This briefing note was prepared for the policy analysis collective Murray Blackburn MacKenzie by Employment Solicitor Rebecca Bull and an expert submission to the Scottish Governments consultation on reform of the Gender Recognition Act.
It examines the interaction between the Equality Act 2010 (“EqA 2010”) and the Gender Recognition Act 2004 (“GRA 2004”) and is relevant to the wider UK debate on GRA reform.
The Scottish Government’s Equality Impact Analysis fails to understand the current law with regards to when a person has obtained female legal sex status using a Gender Recognition Certificate (“GRC”). It has not identified nor has it analysed the impact of Gender Recognition Reform on sex -based rights.
There are many sex-based rights, which are negatively affected and, in the case of equal pay, completely extinguished by suspending recognition of a person’s biological sex.

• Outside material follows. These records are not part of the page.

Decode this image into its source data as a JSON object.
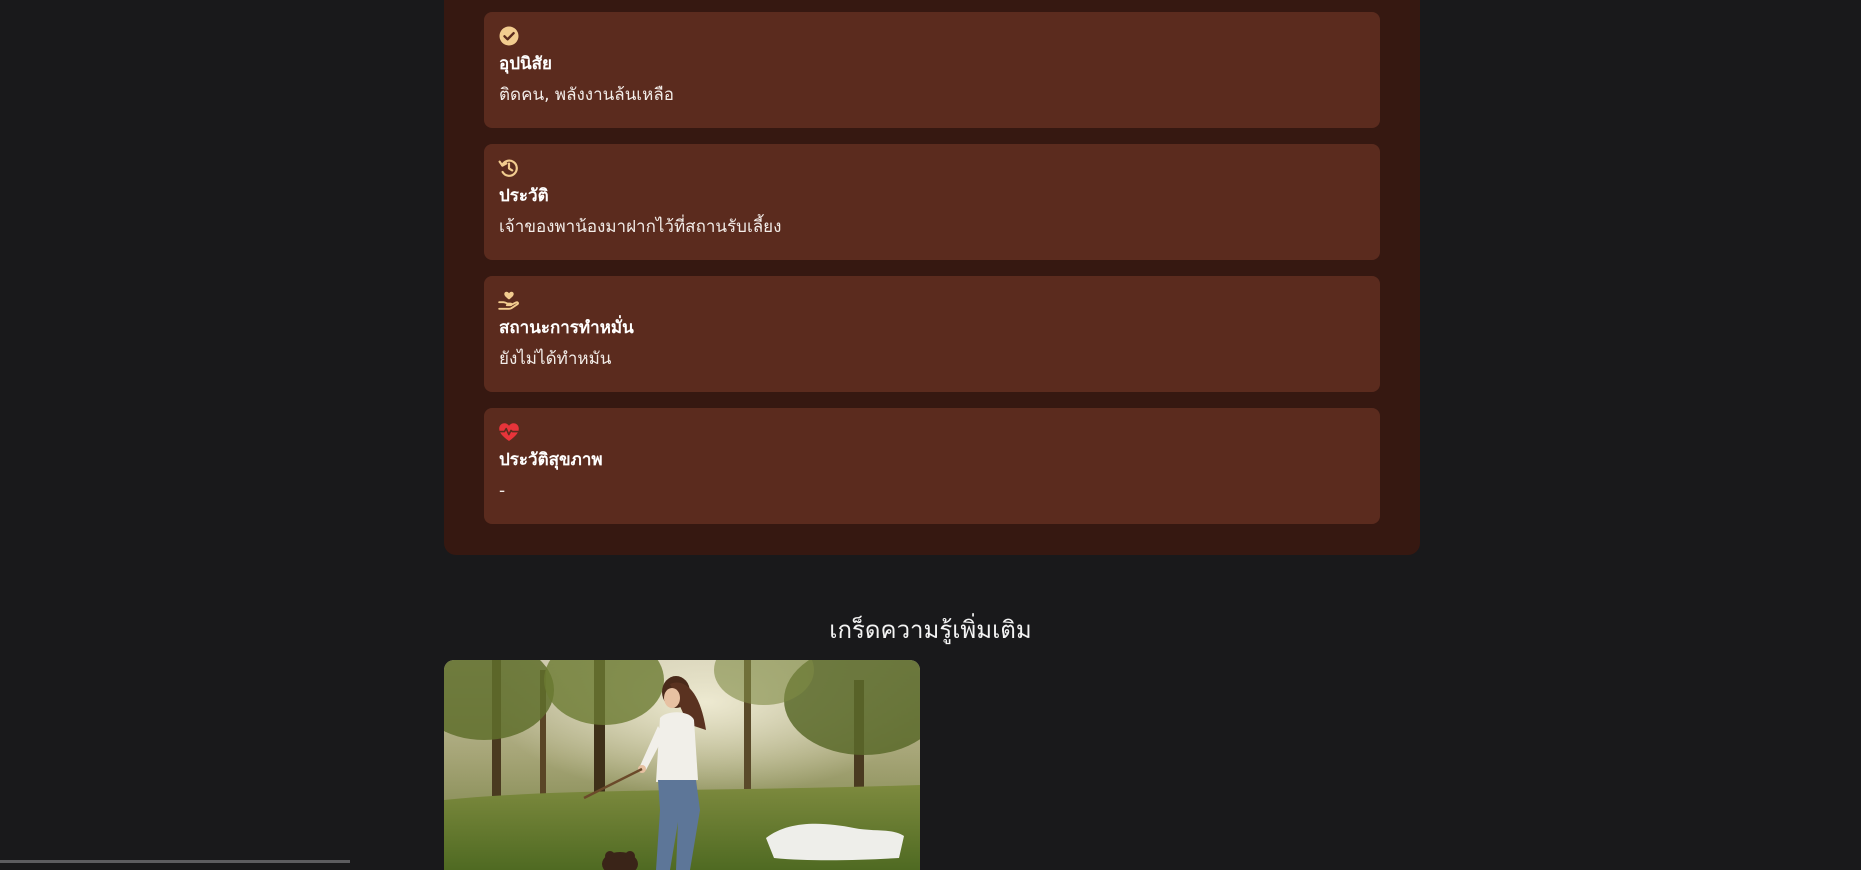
{
  "details": {
    "habit": {
      "icon": "check-circle-icon",
      "title": "อุปนิสัย",
      "value": "ติดคน, พลังงานล้นเหลือ"
    },
    "history": {
      "icon": "history-icon",
      "title": "ประวัติ",
      "value": "เจ้าของพาน้องมาฝากไว้ที่สถานรับเลี้ยง"
    },
    "neuter": {
      "icon": "hand-heart-icon",
      "title": "สถานะการทำหมั่น",
      "value": "ยังไม่ได้ทำหมัน"
    },
    "health": {
      "icon": "heart-pulse-icon",
      "title": "ประวัติสุขภาพ",
      "value": "-"
    }
  },
  "knowledge": {
    "title": "เกร็ดความรู้เพิ่มเติม"
  },
  "colors": {
    "page_background": "#19191b",
    "panel_background": "#361811",
    "card_background": "#5b2b1e",
    "icon_accent": "#f2cc8f",
    "health_icon": "#e8343a"
  }
}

Currently there are sex discrimination exceptions in the Equality Act which allow single sex service providers to exclude both men and transwomen who do not have a GRC. Once a transwoman obtains a GRC a service provider may only rely upon a gender reassignment discrimination exception. This disallows a public body from undertaking the supporting public functions required to provide the service such as allocating budget to it.
There is cause for significant concern that single sex service provision on the lines of natal sex will be rendered unworkable and severely compromise the rights which women currently have to single sex services. Scotland is already experiencing a chilling effect on the use of the sex exceptions, which is, in my view putting local authorities at risk of breaching women’s human rights.
The full briefing document can be accessed here.